I had a date at Java Adams tonight that didn’t quite work out, and my little black book failed me too. Since I had a free evening and a ‘paid’ babysitter, I didn’t want to waste my night out. So I decided to go shopping.
There’s a market behind Java that’s called Toi. It’s an open-air market where you can find anything from tangerines to Timbaland boots, all at affordable prices. I call it the ‘real people’s mall’ because in regular malls, all I can do is window-shop.
I got myself some nice tops, and a pair of sparkly jeans for my daughter, as well as some grapes and four apples. I also got a keen lesson in business – and realised that I’m not very patient.
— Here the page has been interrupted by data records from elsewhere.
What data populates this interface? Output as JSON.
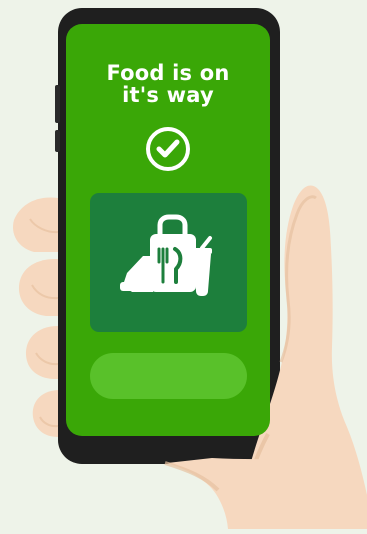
{
  "screen": {
    "title": "Food is on\nit's way",
    "check_icon": "check-circle-icon",
    "food_icon": "food-delivery-icon"
  },
  "colors": {
    "background": "#eef3e9",
    "screen_green": "#3aa707",
    "card_green": "#1d7f3c",
    "pill_green": "#59c12a",
    "phone_frame": "#1f1f1f",
    "skin": "#f6d8bf"
  }
}
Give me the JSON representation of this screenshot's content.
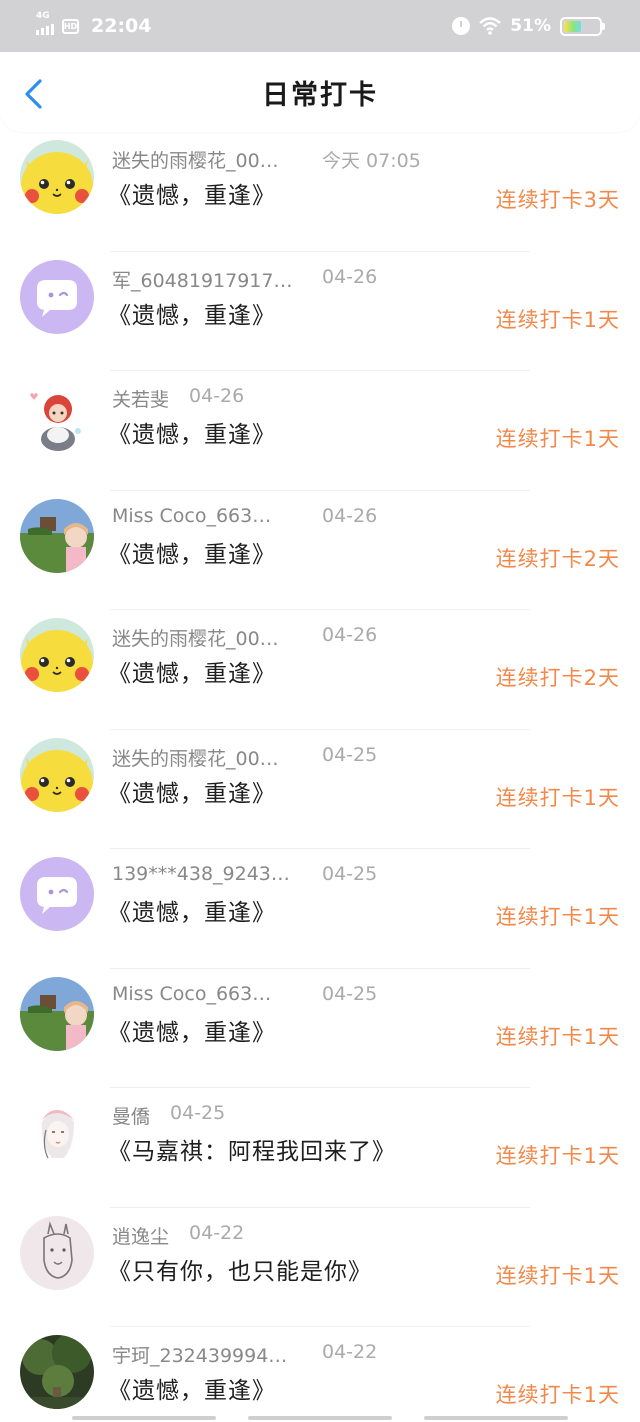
{
  "status_bar": {
    "network": "4G",
    "hd": "HD",
    "time": "22:04",
    "battery_text": "51%",
    "battery_level": 0.51,
    "icons": [
      "signal-icon",
      "hd-icon",
      "alarm-icon",
      "wifi-icon",
      "battery-icon"
    ]
  },
  "header": {
    "title": "日常打卡",
    "back_icon": "chevron-left-icon"
  },
  "colors": {
    "accent": "#f2884a",
    "back_arrow": "#2b8ef0",
    "status_bar_bg": "#d2d2d4"
  },
  "checkins": [
    {
      "name": "迷失的雨樱花_00…",
      "date": "今天  07:05",
      "title": "《遗憾，重逢》",
      "streak": "连续打卡3天",
      "avatar": "pikachu-avatar"
    },
    {
      "name": "军_60481917917…",
      "date": "04-26",
      "title": "《遗憾，重逢》",
      "streak": "连续打卡1天",
      "avatar": "chat-bubble-avatar"
    },
    {
      "name": "关若斐",
      "date": "04-26",
      "title": "《遗憾，重逢》",
      "streak": "连续打卡1天",
      "avatar": "doll-avatar"
    },
    {
      "name": "Miss  Coco_663…",
      "date": "04-26",
      "title": "《遗憾，重逢》",
      "streak": "连续打卡2天",
      "avatar": "photo-girl-avatar"
    },
    {
      "name": "迷失的雨樱花_00…",
      "date": "04-26",
      "title": "《遗憾，重逢》",
      "streak": "连续打卡2天",
      "avatar": "pikachu-avatar"
    },
    {
      "name": "迷失的雨樱花_00…",
      "date": "04-25",
      "title": "《遗憾，重逢》",
      "streak": "连续打卡1天",
      "avatar": "pikachu-avatar"
    },
    {
      "name": "139***438_9243…",
      "date": "04-25",
      "title": "《遗憾，重逢》",
      "streak": "连续打卡1天",
      "avatar": "chat-bubble-avatar"
    },
    {
      "name": "Miss  Coco_663…",
      "date": "04-25",
      "title": "《遗憾，重逢》",
      "streak": "连续打卡1天",
      "avatar": "photo-girl-avatar"
    },
    {
      "name": "曼僑",
      "date": "04-25",
      "title": "《马嘉祺：阿程我回来了》",
      "streak": "连续打卡1天",
      "avatar": "sketch-girl-avatar"
    },
    {
      "name": "逍逸尘",
      "date": "04-22",
      "title": "《只有你，也只能是你》",
      "streak": "连续打卡1天",
      "avatar": "llama-sketch-avatar"
    },
    {
      "name": "宇珂_232439994…",
      "date": "04-22",
      "title": "《遗憾，重逢》",
      "streak": "连续打卡1天",
      "avatar": "tree-photo-avatar"
    }
  ]
}
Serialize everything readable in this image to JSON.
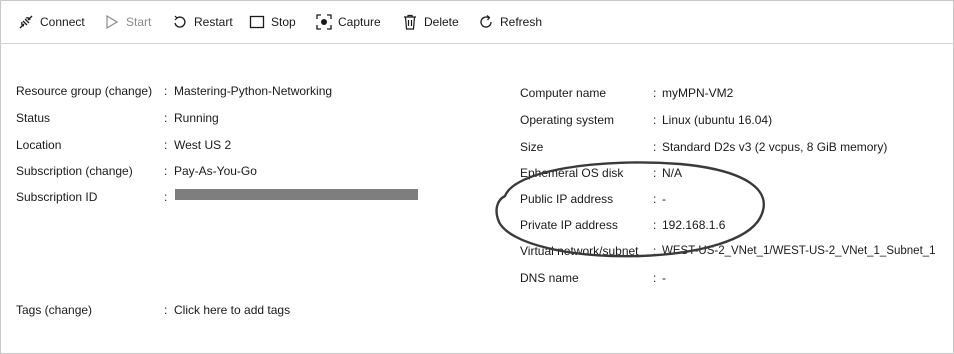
{
  "toolbar": {
    "items": [
      {
        "label": "Connect",
        "icon": "connect-icon"
      },
      {
        "label": "Start",
        "icon": "play-icon"
      },
      {
        "label": "Restart",
        "icon": "restart-icon"
      },
      {
        "label": "Stop",
        "icon": "stop-icon"
      },
      {
        "label": "Capture",
        "icon": "capture-icon"
      },
      {
        "label": "Delete",
        "icon": "trash-icon"
      },
      {
        "label": "Refresh",
        "icon": "refresh-icon"
      }
    ]
  },
  "left": [
    {
      "label": "Resource group (change)",
      "sep": ":",
      "value": "Mastering-Python-Networking"
    },
    {
      "label": "Status",
      "sep": ":",
      "value": "Running"
    },
    {
      "label": "Location",
      "sep": ":",
      "value": "West US 2"
    },
    {
      "label": "Subscription (change)",
      "sep": ":",
      "value": "Pay-As-You-Go"
    },
    {
      "label": "Subscription ID",
      "sep": ":",
      "value": ""
    },
    {
      "label": "Tags (change)",
      "sep": ":",
      "value": "Click here to add tags"
    }
  ],
  "right": [
    {
      "label": "Computer name",
      "sep": ":",
      "value": "myMPN-VM2"
    },
    {
      "label": "Operating system",
      "sep": ":",
      "value": "Linux (ubuntu 16.04)"
    },
    {
      "label": "Size",
      "sep": ":",
      "value": "Standard D2s v3 (2 vcpus, 8 GiB memory)"
    },
    {
      "label": "Ephemeral OS disk",
      "sep": ":",
      "value": "N/A"
    },
    {
      "label": "Public IP address",
      "sep": ":",
      "value": "-"
    },
    {
      "label": "Private IP address",
      "sep": ":",
      "value": "192.168.1.6"
    },
    {
      "label": "Virtual network/subnet",
      "sep": ":",
      "value": "WEST-US-2_VNet_1/WEST-US-2_VNet_1_Subnet_1"
    },
    {
      "label": "DNS name",
      "sep": ":",
      "value": "-"
    }
  ],
  "colors": {
    "text": "#1a1a1a",
    "disabled": "#8a8a8a",
    "redaction": "#7e7e7e",
    "annotation": "#3a3a3a"
  }
}
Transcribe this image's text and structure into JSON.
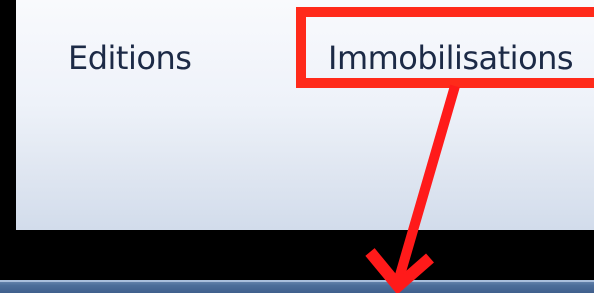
{
  "menu": {
    "items": [
      {
        "label": "Editions"
      },
      {
        "label": "Immobilisations"
      }
    ]
  },
  "annotation": {
    "highlight_color": "#ff2a1a",
    "arrow_color": "#ff1a1a"
  }
}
Toi has two kinds of stalls. There are the ‘high’ stalls, where items are hung on display, so you can instantly see what appeals to you. Then there are the ‘ground’ stalls where stuff is splayed on the floor in amorphous piles, and you have to sort through them to see what you like.
The ground stalls are way cheaper.
I noticed that while the high stalls are pricey, they’re easier to use. They save you time and effort, but you spend more money. The ground stalls are very often goldmines, and you can find dirt-cheap treasures, if you have the patience to sift through the stacks.
But I found that I preferred the high stalls. They were just so much more … convenient! And as my brother eloquently put it, when you find items at a throwaway price [i.e. ground stalls], you have to work for it.
In my business, I take the high stall approach. I’ve laid out all I have to offer in a nice, clean, easy-to-use way. You can find a summary on the About Page, and detailed explanations in each little space. The template itself speaks volumes, since the lady’s violin and the light purple rose is all quite me.
So do look around and take in the scenery; I’m sure you’ll find something that goes great with your shoes … or your hair.